Flamingo is a large bird with pink feathers, long, thin legs, a long neck, and a beak that curves down. They usually stand on one leg while the other is tucked beneath their bodies. Flamingos are capable flyers. Young flamingos hatch with greyish-red plumage, but adults range from light pink to bright red due to aqueous bacteria and beta-carotene obtained from their food supply. A well-fed, healthy flamingo is more vibrantly colored.
The greater flamingo is the tallest of the 6 different species of flamingos, standing at 3.9 to 4.7 feet (1.2 to 1.4 m) with a weight up to 7.7 pounds (3.5 kg), and the shortest flamingo species (the lesser) has a height of 2.6 feet (0.8 m) and weighs 5.5 pounds (2.5 kg). Flamingos can have a wingspan as small as 37 inches (94 cm) to as big as 59 inches (150 cm).
Flamingos filter-feed on brine shrimp and blue-green algae as well as larva, small insects, mollusks and crustaceans making them omnivores. Their bills are specially adapted to separate mud and silt from the food they eat, and are uniquely used upside-down. Downstream of Tapi River in Surat, after causeway is well-suited for this type of environment, bringing in large number of Flamingos every year.
The shallow waters near Magdalla and Hazira, downstream of Tapi near Umra are home to flamingos.

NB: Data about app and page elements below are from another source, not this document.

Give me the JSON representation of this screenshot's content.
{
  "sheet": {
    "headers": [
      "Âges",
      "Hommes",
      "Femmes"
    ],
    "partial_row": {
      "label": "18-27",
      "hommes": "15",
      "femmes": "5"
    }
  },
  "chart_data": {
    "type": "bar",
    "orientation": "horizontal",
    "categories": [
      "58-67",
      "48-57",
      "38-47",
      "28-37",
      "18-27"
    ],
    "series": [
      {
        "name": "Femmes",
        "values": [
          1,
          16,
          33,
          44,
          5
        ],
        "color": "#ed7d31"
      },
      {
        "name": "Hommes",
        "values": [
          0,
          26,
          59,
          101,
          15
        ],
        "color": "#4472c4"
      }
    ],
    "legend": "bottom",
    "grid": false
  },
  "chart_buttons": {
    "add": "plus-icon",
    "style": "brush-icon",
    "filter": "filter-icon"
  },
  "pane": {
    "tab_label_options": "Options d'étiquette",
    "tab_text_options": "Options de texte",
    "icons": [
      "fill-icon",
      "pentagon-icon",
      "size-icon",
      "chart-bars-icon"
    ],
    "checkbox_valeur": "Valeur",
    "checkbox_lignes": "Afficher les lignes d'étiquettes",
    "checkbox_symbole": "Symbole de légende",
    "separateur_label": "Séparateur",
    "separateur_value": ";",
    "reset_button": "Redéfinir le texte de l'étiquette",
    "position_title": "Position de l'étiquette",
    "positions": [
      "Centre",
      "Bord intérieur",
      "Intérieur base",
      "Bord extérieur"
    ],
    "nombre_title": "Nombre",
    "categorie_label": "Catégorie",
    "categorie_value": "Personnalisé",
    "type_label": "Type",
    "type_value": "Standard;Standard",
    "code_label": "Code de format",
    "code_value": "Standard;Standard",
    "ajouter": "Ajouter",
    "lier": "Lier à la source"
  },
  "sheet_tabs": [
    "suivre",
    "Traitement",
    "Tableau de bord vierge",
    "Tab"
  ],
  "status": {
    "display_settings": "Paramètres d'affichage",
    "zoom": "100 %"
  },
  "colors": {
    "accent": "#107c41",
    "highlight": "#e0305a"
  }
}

When the tide is over, flocks of flamingos come to shallow Tapi river to munch on the algae and insects. Check Map Below for possible spotting locations.